Significant consideration and preparation went into designing the study to achieve the most meaningful results. "We applied a statistical procedure which could directly evaluate our hypothesis that cognitive performance remains unaffected," says Pieper. "This is different than simply demonstrating that a change is not statistically verifiable." Prior to their experiment, the researchers calculated the criteria necessary to be statistically significant and published these on an independent research platform online. "This procedure, which is not yet established in research, ensures that researchers cannot amend data and findings to their benefit," emphasizes Pieper. The scientists also used statistical methods to determine the number of test subjects needed to make reliable conclusions before the experiment.
For the study, 44 male and female subjects were randomly selected from 3,500 volunteers in a test person database at TU Berlin. Comparisons of their math results when wearing a mask or not showed that the mask had no impact on subjects' abilities. The vitals measured during the mental exercise – blood oxygen saturation, heart rate, and heart rate variability, that is how the time between heartbeats changes on average – also remained unchanged. A change to a lower variability would have been an indicator of ongoing stress. Participants were also asked to subjectively assess their mental stress using a questionnaire developed by NASA. These results also did not show a difference between the math problems completed with and without a mask.
"From our other experiments on human-machine interaction, we know that a 5-minute time frame is adequate to observe physical and mental reactions to external stimuli," explains Spang. To be sure, participants were even tested with the math problems for fifteen minutes each, once without a mask and once with a mask, and only the results of the last five minutes of these stress phases were evaluated. According to Spang, however, it is important not to conflate the results of the study with subjective perceptions of physical changes. "Other studies demonstrate, for example, that our breathing rhythm changes when we have an additional air space in front of our mouth and nose," he explains. "Due to the buildup of warm air, you may feel as well that you have an increased temperature." Such perceptions however do not impact the actual values of lung function or body temperature.
 Large overview study on the effects on vitals, including during physical activity: https://www.atsjournals.org/doi/10.1513/AnnalsATS.202008-990CME

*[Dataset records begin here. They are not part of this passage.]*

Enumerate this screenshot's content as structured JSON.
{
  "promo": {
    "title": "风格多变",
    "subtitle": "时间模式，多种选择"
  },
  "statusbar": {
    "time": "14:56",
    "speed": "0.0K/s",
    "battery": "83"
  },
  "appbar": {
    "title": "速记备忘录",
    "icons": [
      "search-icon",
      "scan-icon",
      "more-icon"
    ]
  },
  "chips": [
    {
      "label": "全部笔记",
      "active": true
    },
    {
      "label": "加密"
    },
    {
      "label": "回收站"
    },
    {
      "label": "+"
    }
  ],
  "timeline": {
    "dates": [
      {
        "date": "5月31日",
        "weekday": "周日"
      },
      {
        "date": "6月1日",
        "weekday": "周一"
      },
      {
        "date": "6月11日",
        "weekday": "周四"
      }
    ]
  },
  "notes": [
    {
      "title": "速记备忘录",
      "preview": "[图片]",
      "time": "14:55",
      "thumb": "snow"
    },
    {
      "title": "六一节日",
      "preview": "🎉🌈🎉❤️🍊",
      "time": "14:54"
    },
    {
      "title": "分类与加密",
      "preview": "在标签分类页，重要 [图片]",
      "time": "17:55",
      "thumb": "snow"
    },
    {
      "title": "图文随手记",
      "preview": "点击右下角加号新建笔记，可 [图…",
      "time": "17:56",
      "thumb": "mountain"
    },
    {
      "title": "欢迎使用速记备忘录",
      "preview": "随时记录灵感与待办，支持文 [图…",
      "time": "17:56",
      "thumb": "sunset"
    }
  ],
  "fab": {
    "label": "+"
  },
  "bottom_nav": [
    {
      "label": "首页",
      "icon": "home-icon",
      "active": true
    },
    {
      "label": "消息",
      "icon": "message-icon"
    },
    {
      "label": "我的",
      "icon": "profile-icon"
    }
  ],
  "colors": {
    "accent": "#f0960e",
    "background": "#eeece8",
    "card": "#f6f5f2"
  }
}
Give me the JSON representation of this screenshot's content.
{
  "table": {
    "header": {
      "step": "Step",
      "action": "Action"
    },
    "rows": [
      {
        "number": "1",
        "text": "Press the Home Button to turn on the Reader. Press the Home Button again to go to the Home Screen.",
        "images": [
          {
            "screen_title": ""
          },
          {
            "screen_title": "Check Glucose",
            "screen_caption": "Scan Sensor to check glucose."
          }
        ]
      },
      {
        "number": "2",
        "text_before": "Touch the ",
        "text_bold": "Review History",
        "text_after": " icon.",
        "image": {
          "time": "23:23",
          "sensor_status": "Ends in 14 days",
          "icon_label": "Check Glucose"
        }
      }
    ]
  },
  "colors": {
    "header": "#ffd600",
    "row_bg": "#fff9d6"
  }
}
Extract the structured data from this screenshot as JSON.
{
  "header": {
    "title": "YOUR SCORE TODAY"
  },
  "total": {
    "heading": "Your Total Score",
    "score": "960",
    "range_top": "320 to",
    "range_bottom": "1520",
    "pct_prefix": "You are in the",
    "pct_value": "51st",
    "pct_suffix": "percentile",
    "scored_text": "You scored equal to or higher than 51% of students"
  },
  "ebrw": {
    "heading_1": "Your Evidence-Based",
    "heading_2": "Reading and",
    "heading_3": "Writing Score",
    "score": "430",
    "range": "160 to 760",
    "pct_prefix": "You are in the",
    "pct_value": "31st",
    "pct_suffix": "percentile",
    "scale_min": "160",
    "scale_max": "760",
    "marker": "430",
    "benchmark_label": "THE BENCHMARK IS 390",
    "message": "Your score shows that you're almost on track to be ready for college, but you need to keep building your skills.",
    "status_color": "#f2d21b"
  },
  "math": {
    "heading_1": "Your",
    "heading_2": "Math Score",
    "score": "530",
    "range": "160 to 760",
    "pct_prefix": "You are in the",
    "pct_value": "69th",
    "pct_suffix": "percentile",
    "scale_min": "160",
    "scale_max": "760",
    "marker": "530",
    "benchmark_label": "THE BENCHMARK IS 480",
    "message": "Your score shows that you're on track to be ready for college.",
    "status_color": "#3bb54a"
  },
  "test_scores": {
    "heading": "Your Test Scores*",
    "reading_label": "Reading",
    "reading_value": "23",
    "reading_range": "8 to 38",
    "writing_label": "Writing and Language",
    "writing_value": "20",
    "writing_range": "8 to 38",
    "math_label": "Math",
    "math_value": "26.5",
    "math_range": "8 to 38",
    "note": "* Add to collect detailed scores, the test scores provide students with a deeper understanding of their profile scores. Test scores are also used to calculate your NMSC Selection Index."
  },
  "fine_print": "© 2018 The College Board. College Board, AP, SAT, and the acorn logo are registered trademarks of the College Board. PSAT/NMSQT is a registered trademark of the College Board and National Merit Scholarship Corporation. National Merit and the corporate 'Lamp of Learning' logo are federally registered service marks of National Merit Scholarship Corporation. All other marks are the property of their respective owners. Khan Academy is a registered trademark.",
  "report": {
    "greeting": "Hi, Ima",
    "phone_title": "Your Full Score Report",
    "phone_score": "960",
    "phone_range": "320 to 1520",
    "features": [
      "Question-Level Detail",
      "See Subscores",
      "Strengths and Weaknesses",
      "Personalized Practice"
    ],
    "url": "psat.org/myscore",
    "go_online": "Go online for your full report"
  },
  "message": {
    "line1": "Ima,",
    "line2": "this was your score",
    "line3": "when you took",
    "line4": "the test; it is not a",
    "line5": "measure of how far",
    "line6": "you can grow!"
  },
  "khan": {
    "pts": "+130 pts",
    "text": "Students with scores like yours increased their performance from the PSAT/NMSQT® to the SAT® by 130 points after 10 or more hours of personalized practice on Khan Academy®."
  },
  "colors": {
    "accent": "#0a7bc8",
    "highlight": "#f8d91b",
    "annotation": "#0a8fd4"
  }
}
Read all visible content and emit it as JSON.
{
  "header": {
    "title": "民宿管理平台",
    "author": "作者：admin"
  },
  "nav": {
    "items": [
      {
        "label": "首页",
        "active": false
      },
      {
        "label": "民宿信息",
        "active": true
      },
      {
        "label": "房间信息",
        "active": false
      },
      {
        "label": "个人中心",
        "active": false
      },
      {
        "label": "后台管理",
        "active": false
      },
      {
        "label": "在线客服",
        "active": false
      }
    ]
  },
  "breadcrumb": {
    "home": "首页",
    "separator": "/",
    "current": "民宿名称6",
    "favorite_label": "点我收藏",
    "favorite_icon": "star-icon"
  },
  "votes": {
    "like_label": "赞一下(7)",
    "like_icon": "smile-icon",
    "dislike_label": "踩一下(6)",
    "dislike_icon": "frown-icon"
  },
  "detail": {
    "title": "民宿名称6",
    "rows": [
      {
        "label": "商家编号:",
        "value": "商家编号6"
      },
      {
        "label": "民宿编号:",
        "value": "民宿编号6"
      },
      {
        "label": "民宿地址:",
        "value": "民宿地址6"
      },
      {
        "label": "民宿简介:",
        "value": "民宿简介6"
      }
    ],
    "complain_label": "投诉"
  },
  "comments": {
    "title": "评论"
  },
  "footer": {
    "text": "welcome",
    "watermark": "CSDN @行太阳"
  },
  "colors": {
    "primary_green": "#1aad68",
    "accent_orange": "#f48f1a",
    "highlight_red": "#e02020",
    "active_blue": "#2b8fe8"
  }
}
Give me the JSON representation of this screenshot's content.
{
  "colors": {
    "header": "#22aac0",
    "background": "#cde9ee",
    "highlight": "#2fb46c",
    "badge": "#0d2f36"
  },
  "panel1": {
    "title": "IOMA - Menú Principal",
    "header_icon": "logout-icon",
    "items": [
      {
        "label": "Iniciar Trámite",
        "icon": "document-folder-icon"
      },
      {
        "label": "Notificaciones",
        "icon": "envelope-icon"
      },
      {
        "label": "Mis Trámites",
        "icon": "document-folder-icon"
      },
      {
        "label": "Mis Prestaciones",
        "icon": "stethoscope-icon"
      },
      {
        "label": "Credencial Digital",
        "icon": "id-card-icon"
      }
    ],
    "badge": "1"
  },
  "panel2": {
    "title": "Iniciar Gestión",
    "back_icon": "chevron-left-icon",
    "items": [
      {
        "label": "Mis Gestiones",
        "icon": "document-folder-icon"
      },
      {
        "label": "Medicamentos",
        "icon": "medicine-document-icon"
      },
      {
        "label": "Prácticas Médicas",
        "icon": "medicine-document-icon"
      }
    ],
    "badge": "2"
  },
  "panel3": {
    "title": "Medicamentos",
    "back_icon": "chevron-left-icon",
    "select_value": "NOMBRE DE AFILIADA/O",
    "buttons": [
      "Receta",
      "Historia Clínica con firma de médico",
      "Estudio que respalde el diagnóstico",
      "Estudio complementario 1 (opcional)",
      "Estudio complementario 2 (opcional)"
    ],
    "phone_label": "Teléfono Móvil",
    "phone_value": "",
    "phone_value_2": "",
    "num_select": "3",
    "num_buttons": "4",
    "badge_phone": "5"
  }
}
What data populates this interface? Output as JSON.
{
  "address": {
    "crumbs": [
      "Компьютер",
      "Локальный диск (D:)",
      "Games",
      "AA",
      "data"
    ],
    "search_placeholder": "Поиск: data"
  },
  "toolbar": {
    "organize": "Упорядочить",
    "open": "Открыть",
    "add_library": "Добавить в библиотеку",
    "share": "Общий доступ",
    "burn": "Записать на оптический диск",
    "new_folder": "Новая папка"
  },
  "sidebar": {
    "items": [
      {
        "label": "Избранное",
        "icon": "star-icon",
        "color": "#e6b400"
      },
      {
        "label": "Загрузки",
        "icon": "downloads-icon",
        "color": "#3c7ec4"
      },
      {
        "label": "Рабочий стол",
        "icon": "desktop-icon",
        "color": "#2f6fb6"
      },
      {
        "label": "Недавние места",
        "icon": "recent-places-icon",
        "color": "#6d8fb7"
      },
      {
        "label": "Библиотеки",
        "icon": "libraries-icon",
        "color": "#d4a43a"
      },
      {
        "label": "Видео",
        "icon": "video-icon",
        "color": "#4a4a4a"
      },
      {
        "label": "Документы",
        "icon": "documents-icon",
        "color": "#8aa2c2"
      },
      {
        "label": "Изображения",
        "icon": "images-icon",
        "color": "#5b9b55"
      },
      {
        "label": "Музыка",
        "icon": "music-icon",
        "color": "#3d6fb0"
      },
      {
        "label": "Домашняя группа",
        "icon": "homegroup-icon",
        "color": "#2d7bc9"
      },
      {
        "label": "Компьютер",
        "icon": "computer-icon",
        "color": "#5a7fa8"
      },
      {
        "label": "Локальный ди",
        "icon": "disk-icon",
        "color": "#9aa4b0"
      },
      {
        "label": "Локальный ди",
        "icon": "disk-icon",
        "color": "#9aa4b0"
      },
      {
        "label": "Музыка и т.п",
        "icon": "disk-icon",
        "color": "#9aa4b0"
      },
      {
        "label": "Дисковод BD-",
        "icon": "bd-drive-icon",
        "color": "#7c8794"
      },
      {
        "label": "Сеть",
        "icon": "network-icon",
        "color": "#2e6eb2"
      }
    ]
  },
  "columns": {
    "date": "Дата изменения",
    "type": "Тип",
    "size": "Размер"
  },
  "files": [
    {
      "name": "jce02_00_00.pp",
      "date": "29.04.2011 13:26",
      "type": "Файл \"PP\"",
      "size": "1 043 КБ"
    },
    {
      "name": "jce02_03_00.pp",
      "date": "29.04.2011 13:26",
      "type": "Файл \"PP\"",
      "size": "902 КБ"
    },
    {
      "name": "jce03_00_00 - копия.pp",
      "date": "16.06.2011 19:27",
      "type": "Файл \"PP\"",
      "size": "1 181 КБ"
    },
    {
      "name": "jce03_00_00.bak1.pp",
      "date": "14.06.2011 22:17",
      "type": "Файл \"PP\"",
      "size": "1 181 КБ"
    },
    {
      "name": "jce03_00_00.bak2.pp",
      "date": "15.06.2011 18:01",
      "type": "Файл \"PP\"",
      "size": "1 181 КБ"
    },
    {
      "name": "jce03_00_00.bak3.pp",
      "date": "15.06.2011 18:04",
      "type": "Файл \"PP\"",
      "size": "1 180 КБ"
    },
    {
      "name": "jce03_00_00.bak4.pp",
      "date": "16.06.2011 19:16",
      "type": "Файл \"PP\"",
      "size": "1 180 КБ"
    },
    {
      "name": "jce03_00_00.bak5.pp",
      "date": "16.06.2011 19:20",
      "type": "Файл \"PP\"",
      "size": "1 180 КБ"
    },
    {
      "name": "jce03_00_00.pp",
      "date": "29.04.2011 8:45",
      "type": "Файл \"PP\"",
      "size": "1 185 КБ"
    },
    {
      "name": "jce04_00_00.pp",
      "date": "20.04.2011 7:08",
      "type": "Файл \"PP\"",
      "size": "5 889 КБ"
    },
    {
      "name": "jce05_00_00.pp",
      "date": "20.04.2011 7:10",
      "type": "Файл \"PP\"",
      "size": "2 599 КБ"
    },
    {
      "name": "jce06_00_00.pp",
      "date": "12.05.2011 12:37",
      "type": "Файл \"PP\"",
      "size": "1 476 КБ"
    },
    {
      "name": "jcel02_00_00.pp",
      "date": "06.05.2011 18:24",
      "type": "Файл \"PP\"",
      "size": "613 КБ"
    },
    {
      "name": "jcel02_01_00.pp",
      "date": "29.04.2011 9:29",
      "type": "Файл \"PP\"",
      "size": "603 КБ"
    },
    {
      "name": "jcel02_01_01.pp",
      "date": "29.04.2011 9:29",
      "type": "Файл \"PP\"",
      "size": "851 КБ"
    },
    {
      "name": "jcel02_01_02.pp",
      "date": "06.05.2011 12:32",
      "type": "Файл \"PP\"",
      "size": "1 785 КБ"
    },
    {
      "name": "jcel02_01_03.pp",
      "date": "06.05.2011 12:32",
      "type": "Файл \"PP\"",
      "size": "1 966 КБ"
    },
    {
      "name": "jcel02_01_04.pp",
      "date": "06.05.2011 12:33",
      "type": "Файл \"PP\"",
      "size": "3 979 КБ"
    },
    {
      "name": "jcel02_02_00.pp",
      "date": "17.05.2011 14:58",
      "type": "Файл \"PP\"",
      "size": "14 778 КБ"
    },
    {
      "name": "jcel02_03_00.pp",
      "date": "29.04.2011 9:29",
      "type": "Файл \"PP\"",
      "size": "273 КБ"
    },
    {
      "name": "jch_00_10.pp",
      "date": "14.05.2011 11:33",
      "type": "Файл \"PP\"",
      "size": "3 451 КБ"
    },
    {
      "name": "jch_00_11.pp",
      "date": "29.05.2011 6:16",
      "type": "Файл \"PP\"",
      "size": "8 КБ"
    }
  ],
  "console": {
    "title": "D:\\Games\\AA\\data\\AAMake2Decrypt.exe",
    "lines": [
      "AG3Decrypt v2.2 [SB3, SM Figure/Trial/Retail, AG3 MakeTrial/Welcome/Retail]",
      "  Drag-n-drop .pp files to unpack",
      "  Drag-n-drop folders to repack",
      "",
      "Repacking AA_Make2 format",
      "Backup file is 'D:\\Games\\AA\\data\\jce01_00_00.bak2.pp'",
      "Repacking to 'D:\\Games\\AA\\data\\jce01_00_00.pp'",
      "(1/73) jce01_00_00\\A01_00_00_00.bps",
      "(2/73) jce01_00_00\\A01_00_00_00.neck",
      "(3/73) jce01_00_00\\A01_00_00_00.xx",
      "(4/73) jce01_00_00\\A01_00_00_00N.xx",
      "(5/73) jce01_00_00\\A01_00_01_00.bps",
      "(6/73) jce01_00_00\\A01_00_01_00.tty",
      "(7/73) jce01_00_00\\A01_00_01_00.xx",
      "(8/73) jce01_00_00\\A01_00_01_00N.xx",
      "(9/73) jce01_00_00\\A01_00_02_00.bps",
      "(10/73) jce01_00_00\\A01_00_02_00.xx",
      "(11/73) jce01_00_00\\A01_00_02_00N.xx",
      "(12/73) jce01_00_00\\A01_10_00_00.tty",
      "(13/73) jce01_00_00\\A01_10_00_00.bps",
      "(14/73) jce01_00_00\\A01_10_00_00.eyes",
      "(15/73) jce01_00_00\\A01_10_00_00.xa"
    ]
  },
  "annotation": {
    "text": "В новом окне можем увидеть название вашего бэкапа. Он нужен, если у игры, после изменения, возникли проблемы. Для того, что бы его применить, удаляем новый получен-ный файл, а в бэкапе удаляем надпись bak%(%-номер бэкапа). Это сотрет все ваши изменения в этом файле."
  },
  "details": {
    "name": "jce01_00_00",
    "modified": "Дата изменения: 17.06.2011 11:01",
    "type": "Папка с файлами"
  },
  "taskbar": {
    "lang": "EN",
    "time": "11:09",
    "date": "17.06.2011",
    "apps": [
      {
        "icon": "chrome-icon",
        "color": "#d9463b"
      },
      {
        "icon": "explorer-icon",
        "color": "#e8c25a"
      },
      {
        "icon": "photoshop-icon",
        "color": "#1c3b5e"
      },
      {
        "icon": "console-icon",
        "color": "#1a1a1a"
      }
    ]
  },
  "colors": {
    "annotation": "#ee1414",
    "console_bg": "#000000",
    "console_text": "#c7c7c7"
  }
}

Link to study by Robert Spang and Kerstin Pieper on the effects of wearing a mask under mental stress: https://www.nature.com/articles/s41598-021-99100-7